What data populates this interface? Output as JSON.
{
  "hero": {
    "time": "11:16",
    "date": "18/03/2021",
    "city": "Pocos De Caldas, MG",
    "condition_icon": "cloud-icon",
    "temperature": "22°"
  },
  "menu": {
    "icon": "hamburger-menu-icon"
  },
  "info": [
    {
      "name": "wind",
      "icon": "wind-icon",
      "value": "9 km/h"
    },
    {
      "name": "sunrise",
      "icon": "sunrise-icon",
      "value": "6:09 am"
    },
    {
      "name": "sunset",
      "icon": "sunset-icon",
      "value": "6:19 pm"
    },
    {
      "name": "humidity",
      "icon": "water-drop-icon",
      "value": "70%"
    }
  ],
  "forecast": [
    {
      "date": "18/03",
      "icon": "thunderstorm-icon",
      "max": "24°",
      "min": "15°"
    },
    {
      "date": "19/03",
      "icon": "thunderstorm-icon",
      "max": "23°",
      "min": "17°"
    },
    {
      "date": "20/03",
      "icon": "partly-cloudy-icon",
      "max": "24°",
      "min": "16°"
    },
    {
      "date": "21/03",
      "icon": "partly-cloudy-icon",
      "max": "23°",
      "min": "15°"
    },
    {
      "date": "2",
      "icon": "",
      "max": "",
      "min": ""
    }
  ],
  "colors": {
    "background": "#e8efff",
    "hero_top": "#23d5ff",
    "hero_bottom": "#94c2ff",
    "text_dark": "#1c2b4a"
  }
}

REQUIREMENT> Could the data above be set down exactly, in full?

RESULT BELOW>
What data populates this interface? Output as JSON.
{
  "hero": {
    "time": "11:16",
    "date": "18/03/2021",
    "city": "Pocos De Caldas, MG",
    "condition_icon": "cloud-icon",
    "temperature": "22°"
  },
  "menu": {
    "icon": "hamburger-menu-icon"
  },
  "info": [
    {
      "name": "wind",
      "icon": "wind-icon",
      "value": "9 km/h"
    },
    {
      "name": "sunrise",
      "icon": "sunrise-icon",
      "value": "6:09 am"
    },
    {
      "name": "sunset",
      "icon": "sunset-icon",
      "value": "6:19 pm"
    },
    {
      "name": "humidity",
      "icon": "water-drop-icon",
      "value": "70%"
    }
  ],
  "forecast": [
    {
      "date": "18/03",
      "icon": "thunderstorm-icon",
      "max": "24°",
      "min": "15°"
    },
    {
      "date": "19/03",
      "icon": "thunderstorm-icon",
      "max": "23°",
      "min": "17°"
    },
    {
      "date": "20/03",
      "icon": "partly-cloudy-icon",
      "max": "24°",
      "min": "16°"
    },
    {
      "date": "21/03",
      "icon": "partly-cloudy-icon",
      "max": "23°",
      "min": "15°"
    },
    {
      "date": "2",
      "icon": "",
      "max": "",
      "min": ""
    }
  ],
  "colors": {
    "background": "#e8efff",
    "hero_top": "#23d5ff",
    "hero_bottom": "#94c2ff",
    "text_dark": "#1c2b4a"
  }
}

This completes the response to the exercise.